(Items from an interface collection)
╭──

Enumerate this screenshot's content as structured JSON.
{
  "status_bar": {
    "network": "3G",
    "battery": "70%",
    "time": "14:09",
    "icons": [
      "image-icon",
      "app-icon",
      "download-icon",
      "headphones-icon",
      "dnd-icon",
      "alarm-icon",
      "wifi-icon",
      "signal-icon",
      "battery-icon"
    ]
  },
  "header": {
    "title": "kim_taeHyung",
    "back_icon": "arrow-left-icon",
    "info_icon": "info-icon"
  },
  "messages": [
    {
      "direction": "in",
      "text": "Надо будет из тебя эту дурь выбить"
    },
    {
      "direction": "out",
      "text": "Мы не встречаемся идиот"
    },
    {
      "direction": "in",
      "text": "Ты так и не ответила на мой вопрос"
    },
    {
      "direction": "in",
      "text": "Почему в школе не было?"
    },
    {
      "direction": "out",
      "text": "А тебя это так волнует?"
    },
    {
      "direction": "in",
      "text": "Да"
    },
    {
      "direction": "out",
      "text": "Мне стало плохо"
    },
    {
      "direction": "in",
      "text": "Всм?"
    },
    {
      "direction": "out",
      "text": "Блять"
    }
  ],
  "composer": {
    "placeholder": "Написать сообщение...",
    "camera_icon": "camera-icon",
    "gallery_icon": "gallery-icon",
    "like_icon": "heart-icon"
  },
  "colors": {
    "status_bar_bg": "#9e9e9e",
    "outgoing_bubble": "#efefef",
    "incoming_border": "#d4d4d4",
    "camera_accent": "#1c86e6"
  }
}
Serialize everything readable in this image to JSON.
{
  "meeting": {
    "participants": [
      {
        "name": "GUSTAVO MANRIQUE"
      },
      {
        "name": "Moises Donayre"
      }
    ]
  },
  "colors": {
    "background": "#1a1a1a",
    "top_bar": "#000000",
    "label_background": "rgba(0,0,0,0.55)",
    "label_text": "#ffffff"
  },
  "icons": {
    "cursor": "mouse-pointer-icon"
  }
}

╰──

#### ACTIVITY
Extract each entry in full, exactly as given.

#### TASK OUTPUT
Enumerate this screenshot's content as structured JSON.
{
  "status_bar": {
    "network": "3G",
    "battery": "70%",
    "time": "14:09",
    "icons": [
      "image-icon",
      "app-icon",
      "download-icon",
      "headphones-icon",
      "dnd-icon",
      "alarm-icon",
      "wifi-icon",
      "signal-icon",
      "battery-icon"
    ]
  },
  "header": {
    "title": "kim_taeHyung",
    "back_icon": "arrow-left-icon",
    "info_icon": "info-icon"
  },
  "messages": [
    {
      "direction": "in",
      "text": "Надо будет из тебя эту дурь выбить"
    },
    {
      "direction": "out",
      "text": "Мы не встречаемся идиот"
    },
    {
      "direction": "in",
      "text": "Ты так и не ответила на мой вопрос"
    },
    {
      "direction": "in",
      "text": "Почему в школе не было?"
    },
    {
      "direction": "out",
      "text": "А тебя это так волнует?"
    },
    {
      "direction": "in",
      "text": "Да"
    },
    {
      "direction": "out",
      "text": "Мне стало плохо"
    },
    {
      "direction": "in",
      "text": "Всм?"
    },
    {
      "direction": "out",
      "text": "Блять"
    }
  ],
  "composer": {
    "placeholder": "Написать сообщение...",
    "camera_icon": "camera-icon",
    "gallery_icon": "gallery-icon",
    "like_icon": "heart-icon"
  },
  "colors": {
    "status_bar_bg": "#9e9e9e",
    "outgoing_bubble": "#efefef",
    "incoming_border": "#d4d4d4",
    "camera_accent": "#1c86e6"
  }
}
Serialize everything readable in this image to JSON.
{
  "meeting": {
    "participants": [
      {
        "name": "GUSTAVO MANRIQUE"
      },
      {
        "name": "Moises Donayre"
      }
    ]
  },
  "colors": {
    "background": "#1a1a1a",
    "top_bar": "#000000",
    "label_background": "rgba(0,0,0,0.55)",
    "label_text": "#ffffff"
  },
  "icons": {
    "cursor": "mouse-pointer-icon"
  }
}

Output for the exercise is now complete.